#### Your assignment
Wherever the word "post" appears in a line of the records, copy that line.

(Entries from a dataset of interfaces)

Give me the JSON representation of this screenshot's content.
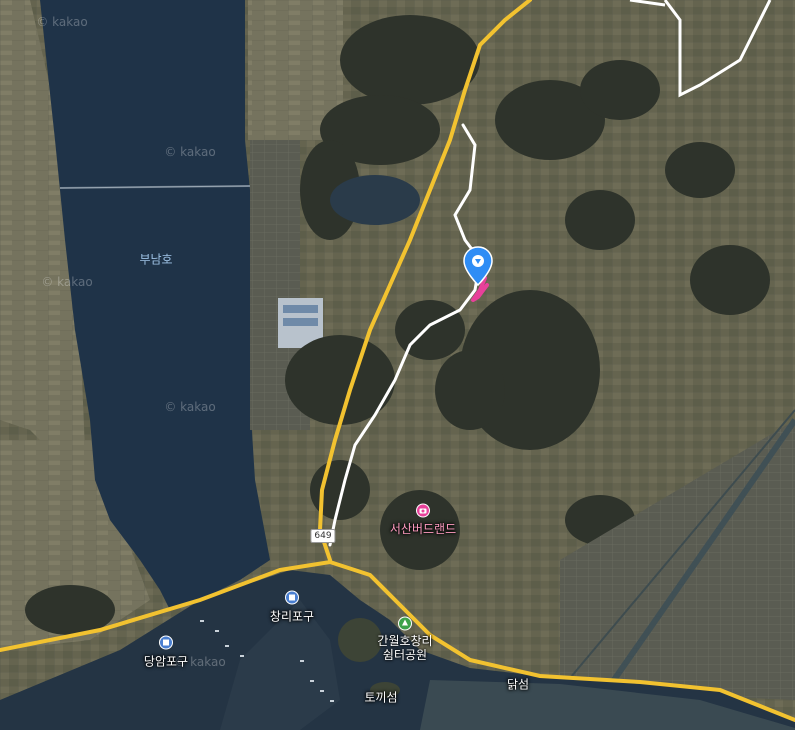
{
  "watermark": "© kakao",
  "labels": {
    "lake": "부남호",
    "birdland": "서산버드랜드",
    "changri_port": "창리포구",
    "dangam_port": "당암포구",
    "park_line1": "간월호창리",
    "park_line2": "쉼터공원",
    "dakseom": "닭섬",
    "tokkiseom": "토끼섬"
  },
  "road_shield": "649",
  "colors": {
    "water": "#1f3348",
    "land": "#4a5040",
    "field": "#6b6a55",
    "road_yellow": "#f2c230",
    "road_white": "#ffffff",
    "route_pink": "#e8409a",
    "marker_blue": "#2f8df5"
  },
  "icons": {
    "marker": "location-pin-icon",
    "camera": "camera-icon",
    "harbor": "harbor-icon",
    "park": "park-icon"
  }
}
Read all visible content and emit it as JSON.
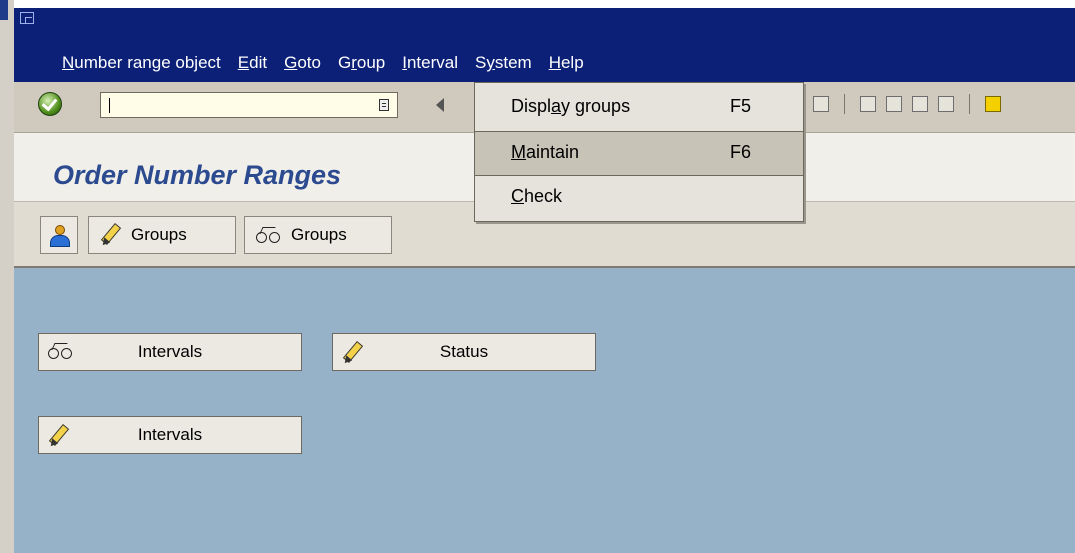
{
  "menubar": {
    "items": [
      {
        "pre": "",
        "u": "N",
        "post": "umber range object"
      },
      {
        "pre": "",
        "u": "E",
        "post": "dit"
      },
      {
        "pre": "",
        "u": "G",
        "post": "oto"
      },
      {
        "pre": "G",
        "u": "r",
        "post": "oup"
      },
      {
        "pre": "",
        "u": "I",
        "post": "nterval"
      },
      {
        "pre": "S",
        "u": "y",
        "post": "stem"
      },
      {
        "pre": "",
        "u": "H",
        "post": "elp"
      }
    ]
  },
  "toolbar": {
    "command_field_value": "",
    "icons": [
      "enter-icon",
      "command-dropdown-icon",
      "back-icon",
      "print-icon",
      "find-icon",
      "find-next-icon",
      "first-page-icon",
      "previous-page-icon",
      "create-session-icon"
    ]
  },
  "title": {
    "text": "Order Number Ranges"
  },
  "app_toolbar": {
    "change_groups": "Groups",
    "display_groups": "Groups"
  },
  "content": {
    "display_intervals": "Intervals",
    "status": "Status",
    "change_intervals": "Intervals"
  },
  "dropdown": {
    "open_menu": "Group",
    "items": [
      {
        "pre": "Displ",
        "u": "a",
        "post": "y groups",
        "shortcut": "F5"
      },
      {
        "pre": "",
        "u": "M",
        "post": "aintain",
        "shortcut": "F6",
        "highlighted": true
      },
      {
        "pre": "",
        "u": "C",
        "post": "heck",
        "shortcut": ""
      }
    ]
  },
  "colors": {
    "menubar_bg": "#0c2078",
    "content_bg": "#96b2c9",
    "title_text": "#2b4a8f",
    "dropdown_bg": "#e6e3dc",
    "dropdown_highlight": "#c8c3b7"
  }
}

#### Solution
        "post": "umber range object"
        "post": "dit"
        "post": "oto"
        "post": "oup"
        "post": "nterval"
        "post": "stem"
        "post": "elp"
        "post": "y groups",
        "post": "aintain",
        "post": "heck",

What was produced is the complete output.